* _RECORDED DATA_:

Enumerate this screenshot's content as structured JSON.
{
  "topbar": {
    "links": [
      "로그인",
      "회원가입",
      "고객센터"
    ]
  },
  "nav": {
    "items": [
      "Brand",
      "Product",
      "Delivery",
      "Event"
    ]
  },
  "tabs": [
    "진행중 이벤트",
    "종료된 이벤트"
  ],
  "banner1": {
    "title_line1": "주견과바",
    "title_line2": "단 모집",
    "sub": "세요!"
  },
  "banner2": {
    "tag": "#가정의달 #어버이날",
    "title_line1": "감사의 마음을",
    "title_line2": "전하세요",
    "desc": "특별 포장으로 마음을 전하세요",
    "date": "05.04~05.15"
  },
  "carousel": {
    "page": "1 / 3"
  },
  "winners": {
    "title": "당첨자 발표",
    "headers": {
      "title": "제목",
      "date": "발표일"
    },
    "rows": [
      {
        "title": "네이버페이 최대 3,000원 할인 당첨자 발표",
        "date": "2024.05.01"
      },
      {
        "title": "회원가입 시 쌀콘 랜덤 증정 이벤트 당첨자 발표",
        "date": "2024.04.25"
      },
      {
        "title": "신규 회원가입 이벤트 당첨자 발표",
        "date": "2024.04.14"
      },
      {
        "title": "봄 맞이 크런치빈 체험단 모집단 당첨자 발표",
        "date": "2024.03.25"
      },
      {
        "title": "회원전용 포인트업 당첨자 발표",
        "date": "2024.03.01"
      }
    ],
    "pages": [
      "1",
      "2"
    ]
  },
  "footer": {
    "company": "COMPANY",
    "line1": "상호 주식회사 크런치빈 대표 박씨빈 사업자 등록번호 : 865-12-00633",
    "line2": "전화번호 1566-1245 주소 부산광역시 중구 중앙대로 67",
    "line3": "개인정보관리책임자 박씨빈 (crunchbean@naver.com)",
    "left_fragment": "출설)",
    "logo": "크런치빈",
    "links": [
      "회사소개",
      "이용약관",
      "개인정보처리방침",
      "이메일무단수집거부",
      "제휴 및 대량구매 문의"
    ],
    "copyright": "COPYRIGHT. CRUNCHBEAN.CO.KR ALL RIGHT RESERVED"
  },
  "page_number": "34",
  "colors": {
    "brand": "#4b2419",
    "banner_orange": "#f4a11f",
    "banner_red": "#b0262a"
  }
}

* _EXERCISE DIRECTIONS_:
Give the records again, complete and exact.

* _REPLY TO THE TASK_:
Enumerate this screenshot's content as structured JSON.
{
  "topbar": {
    "links": [
      "로그인",
      "회원가입",
      "고객센터"
    ]
  },
  "nav": {
    "items": [
      "Brand",
      "Product",
      "Delivery",
      "Event"
    ]
  },
  "tabs": [
    "진행중 이벤트",
    "종료된 이벤트"
  ],
  "banner1": {
    "title_line1": "주견과바",
    "title_line2": "단 모집",
    "sub": "세요!"
  },
  "banner2": {
    "tag": "#가정의달 #어버이날",
    "title_line1": "감사의 마음을",
    "title_line2": "전하세요",
    "desc": "특별 포장으로 마음을 전하세요",
    "date": "05.04~05.15"
  },
  "carousel": {
    "page": "1 / 3"
  },
  "winners": {
    "title": "당첨자 발표",
    "headers": {
      "title": "제목",
      "date": "발표일"
    },
    "rows": [
      {
        "title": "네이버페이 최대 3,000원 할인 당첨자 발표",
        "date": "2024.05.01"
      },
      {
        "title": "회원가입 시 쌀콘 랜덤 증정 이벤트 당첨자 발표",
        "date": "2024.04.25"
      },
      {
        "title": "신규 회원가입 이벤트 당첨자 발표",
        "date": "2024.04.14"
      },
      {
        "title": "봄 맞이 크런치빈 체험단 모집단 당첨자 발표",
        "date": "2024.03.25"
      },
      {
        "title": "회원전용 포인트업 당첨자 발표",
        "date": "2024.03.01"
      }
    ],
    "pages": [
      "1",
      "2"
    ]
  },
  "footer": {
    "company": "COMPANY",
    "line1": "상호 주식회사 크런치빈 대표 박씨빈 사업자 등록번호 : 865-12-00633",
    "line2": "전화번호 1566-1245 주소 부산광역시 중구 중앙대로 67",
    "line3": "개인정보관리책임자 박씨빈 (crunchbean@naver.com)",
    "left_fragment": "출설)",
    "logo": "크런치빈",
    "links": [
      "회사소개",
      "이용약관",
      "개인정보처리방침",
      "이메일무단수집거부",
      "제휴 및 대량구매 문의"
    ],
    "copyright": "COPYRIGHT. CRUNCHBEAN.CO.KR ALL RIGHT RESERVED"
  },
  "page_number": "34",
  "colors": {
    "brand": "#4b2419",
    "banner_orange": "#f4a11f",
    "banner_red": "#b0262a"
  }
}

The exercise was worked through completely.